**Task brief:** Read through the material below and find each line that has the word "Unicode"; copy it.

**Source material:**
● ● ● ●
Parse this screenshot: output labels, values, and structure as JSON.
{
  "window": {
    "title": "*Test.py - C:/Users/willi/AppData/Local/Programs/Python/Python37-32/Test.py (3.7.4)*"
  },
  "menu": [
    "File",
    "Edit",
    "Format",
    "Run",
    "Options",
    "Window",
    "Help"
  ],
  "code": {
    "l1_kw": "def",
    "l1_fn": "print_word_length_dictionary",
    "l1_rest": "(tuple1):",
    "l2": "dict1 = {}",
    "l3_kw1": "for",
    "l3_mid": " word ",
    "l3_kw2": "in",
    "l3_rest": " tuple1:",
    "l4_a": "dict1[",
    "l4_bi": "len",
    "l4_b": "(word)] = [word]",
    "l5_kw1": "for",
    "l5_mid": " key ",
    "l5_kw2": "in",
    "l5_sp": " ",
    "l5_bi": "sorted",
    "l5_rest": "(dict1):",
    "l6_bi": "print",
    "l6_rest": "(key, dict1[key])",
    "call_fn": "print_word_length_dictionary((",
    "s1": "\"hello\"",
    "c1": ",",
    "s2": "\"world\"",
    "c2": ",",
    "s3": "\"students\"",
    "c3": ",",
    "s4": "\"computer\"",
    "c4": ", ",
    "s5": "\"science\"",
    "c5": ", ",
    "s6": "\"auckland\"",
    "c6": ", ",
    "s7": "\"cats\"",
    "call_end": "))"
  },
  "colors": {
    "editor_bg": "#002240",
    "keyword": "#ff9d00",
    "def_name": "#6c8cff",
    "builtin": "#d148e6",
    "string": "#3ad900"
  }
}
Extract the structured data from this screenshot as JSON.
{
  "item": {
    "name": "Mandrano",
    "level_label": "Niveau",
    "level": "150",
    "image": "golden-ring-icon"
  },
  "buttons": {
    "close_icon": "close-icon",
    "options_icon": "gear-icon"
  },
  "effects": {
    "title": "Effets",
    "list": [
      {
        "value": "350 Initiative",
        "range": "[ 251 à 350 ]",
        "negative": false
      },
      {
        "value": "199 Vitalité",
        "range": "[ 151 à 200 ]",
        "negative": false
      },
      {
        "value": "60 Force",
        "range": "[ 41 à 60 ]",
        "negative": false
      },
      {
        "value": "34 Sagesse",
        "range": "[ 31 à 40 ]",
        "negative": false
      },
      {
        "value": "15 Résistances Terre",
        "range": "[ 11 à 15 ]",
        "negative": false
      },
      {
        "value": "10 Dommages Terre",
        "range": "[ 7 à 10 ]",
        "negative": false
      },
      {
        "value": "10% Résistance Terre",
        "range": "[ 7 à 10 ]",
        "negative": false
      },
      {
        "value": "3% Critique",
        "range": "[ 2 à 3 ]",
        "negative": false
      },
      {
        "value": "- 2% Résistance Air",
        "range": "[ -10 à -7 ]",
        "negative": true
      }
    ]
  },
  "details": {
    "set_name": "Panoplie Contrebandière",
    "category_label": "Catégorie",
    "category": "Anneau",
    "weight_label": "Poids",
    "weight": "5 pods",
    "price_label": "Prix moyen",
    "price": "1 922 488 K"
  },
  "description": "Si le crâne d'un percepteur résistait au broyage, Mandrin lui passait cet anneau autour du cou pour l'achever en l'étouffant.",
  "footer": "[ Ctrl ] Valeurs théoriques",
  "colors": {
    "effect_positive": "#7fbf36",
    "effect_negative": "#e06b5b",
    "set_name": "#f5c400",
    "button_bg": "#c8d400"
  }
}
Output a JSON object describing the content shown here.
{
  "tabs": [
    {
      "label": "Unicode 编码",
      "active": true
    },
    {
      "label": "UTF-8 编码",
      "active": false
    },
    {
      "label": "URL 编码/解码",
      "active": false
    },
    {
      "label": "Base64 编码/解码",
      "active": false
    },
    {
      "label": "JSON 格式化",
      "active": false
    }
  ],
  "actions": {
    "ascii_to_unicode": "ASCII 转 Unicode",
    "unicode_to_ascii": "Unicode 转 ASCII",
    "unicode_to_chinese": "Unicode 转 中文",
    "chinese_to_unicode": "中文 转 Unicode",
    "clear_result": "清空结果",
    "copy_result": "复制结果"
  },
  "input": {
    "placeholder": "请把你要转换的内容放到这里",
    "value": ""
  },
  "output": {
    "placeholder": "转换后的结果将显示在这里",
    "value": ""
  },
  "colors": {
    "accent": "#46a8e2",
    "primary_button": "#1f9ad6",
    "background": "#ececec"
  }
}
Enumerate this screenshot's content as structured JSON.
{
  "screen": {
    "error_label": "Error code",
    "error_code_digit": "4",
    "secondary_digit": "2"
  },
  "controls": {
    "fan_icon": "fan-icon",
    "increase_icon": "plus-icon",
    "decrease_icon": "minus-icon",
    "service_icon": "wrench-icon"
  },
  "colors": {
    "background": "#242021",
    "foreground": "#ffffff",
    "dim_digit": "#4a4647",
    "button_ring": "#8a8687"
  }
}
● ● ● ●
**Result of this exercise:**
      "label": "Unicode 编码",
    "ascii_to_unicode": "ASCII 转 Unicode",
    "unicode_to_ascii": "Unicode 转 ASCII",
    "unicode_to_chinese": "Unicode 转 中文",
    "chinese_to_unicode": "中文 转 Unicode",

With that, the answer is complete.